Emma began to strip. She peeled off her winter-wear and Kelly saw that underneath she wore tight thermal leggings and an ugly Christmas sweater that looked amazing on her thin, willowy body. She looked like a girl who had always been skinny, not like Kelly who had once been curvy and had shrunk with the decline, was too skinny for her form. She felt self-conscious and tried to not look at Emma while she undressed herself. Once Kelly was naked, she started sifting through boxes. She was mildly afraid that someone might come in the store and ambush them while they were exposed, but she remembered that she had a knife, and nothing to lose, and that Emma did not seem to care.
They moved about the storage room and unpacked boxes, using their knives to slit through packing tape and plastic coverings. They tried on in silence. Across from the door was a mirror, and Emma examined herself often. She preferred lace, it seemed, red or purple or pink. It was small, insubstantial. Kelly could see she had a faint trail of hair below her belly button.
She hoped that Emma was not watching her as carefully. She picked more long-lasting attire. Lace could disintegrate. And it was bad for an area that hardly ever was washed. Kelly wanted to tell her that, but she figured that Emma knew and just did not care. And she didn’t want to seem motherly or bossy. Kelly stuck pairs of cotton underwear in her bag as well as some sports bras. She had gone down in size, and that made her sad. She hadn’t thought to ever care about her looks again.
She looked at herself in the mirror for the first time. She had a bruise across her ribs from where she fell down the stairs at the hotel when it was dark. She had scratched arms and her hand looked atrocious, disfigured, mutilated, sickening. She was thin. Her breasts were saggy. Her hair was knotted.
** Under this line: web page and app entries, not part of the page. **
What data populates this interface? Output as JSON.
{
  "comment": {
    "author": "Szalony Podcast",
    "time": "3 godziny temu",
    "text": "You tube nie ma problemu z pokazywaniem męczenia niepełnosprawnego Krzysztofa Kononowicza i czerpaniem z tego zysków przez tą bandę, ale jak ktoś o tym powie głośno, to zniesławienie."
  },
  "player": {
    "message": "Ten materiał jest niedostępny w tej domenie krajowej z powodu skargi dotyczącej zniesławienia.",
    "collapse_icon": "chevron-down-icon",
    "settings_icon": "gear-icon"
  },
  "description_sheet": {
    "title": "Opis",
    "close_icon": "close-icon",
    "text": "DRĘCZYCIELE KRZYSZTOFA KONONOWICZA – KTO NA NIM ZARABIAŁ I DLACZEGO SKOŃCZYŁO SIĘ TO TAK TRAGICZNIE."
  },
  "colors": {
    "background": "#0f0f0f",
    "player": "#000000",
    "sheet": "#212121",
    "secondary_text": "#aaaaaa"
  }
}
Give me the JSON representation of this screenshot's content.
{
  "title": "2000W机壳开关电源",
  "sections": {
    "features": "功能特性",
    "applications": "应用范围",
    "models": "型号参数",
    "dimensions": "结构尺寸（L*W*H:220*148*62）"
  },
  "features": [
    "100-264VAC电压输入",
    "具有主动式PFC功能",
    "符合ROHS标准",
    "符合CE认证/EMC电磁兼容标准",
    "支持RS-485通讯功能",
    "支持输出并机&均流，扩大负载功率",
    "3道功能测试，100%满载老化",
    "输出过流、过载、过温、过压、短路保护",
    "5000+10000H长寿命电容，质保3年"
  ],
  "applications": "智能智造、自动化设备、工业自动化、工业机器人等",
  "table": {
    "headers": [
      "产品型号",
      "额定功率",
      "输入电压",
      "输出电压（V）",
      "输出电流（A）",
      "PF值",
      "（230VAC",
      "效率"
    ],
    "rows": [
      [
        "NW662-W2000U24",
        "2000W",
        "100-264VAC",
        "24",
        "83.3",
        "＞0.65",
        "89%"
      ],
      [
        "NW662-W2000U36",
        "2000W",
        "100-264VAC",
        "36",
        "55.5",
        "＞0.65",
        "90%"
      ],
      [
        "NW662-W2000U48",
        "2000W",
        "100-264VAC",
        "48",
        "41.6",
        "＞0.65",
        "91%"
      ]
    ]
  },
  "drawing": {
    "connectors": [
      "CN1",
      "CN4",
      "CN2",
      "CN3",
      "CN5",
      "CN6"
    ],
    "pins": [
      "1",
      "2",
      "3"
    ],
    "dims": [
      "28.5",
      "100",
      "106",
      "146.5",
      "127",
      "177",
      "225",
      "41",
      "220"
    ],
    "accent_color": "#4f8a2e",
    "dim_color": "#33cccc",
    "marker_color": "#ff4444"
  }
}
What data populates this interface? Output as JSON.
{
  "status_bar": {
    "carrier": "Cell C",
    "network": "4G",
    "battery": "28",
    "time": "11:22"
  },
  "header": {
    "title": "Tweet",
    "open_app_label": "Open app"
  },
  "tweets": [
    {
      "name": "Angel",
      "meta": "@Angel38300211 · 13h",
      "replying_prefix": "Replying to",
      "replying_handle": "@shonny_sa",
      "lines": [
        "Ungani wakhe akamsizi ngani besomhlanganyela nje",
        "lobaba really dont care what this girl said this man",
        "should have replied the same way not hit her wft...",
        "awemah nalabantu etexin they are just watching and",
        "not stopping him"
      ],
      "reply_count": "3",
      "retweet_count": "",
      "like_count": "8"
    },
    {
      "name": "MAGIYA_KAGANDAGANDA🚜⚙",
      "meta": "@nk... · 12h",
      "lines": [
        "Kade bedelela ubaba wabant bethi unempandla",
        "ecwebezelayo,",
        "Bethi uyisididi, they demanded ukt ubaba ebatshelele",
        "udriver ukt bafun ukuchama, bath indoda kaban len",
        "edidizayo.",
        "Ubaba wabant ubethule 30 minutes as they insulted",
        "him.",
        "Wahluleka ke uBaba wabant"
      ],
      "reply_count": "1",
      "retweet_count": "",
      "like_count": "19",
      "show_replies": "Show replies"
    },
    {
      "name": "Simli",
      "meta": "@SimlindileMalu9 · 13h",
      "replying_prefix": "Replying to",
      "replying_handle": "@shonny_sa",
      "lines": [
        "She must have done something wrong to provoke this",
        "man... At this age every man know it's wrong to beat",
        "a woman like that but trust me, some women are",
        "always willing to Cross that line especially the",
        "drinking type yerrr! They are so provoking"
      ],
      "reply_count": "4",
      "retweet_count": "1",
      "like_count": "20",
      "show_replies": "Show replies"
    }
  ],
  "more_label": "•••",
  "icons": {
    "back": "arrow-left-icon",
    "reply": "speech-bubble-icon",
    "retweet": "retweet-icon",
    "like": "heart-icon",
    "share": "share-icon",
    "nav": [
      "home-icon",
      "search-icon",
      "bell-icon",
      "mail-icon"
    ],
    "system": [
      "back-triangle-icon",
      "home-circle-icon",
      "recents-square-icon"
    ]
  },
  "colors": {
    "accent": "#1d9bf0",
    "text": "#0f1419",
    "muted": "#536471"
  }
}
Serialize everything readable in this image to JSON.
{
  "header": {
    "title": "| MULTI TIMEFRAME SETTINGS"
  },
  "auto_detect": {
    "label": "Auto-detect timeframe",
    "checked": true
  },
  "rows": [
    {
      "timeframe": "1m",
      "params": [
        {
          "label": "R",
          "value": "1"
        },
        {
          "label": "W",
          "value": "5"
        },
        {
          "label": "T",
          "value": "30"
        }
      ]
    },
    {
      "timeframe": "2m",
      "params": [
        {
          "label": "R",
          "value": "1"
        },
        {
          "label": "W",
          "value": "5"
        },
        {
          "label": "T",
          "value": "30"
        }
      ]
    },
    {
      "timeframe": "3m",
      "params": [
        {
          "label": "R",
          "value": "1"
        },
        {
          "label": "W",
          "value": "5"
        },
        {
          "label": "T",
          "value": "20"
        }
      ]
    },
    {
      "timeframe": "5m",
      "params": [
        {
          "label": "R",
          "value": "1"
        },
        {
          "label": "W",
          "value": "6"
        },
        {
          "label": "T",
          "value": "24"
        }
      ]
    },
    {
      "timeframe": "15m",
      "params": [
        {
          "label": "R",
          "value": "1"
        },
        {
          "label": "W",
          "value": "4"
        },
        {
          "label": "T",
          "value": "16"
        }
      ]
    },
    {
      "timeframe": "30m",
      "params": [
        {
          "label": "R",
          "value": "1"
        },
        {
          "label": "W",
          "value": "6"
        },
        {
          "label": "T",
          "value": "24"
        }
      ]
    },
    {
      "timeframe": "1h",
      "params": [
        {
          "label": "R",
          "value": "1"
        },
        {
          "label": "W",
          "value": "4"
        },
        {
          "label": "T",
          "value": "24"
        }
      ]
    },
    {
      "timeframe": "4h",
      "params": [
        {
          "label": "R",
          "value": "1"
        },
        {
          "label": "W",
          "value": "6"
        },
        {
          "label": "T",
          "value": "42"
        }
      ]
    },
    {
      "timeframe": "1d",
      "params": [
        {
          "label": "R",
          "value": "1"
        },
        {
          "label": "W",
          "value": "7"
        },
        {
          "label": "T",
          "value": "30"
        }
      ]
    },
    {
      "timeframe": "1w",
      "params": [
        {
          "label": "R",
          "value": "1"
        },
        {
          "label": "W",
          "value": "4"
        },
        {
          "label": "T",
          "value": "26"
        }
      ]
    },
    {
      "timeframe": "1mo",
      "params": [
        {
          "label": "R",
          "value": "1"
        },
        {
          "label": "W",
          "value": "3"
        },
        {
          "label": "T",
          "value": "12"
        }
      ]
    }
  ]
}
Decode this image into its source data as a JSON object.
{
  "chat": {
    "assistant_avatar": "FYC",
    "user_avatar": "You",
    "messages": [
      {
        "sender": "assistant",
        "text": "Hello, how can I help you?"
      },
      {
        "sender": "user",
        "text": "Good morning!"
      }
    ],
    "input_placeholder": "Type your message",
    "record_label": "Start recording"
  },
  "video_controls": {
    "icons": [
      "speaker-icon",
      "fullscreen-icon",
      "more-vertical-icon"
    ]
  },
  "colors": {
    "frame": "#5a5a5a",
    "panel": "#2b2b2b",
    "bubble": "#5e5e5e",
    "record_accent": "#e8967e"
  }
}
She stood still with fury.
“You are still beautiful,” Emma said.
“I never appreciated it before.”
“It seems careless now. I still fall for the trick.” She reached out and pushed Kelly’s hair back from her face. She rummaged around a box and found a silk robe and a brush. She tenderly worked the brush through Kelly’s hair, cutting occasionally with her knife when she couldn’t force it through. She tied her hair up in a bun with the robe’s satin tie. When Kelly looked in the mirror, she felt weak. She turned to Emma, who kissed her hard on the mouth.
Then together they were sinking to the floor, kissing and running tongues over each other’s necks, nipples. Kelly had never been with a woman before, but she found it was easy. She grabbed Emma’s small breast and squeezed and Emma made a small, appreciative sound. It was just like pleasing herself. Kelly was relieved that she could still enjoy sex, that she could still help someone else enjoy it. When Emma climaxed, Kelly felt her heart throb and followed suit. They laid next to each other after and Emma held Kelly’s good hand.
When they had cooled off, Kelly reached into her bag and pulled out the M&Ms. They shared them in silence. Kelly wanted to make love again, but was worried that the moment, the chemistry had passed. She was feeling melancholy and lonely already. Would Emma want to make a life with her? Should she even ask? Her heart ached like she was being abandoned.
“What’s the worst thing you ever did?” Emma asked.
Kelly didn’t want to answer, but she did anyway. “I shot my daughter. When the mob had her. I didn’t want her to live through what they would do to her.”
Emma nodded. “I let my love live and didn’t shoot her, even when she begged. She did that a lot before the end.”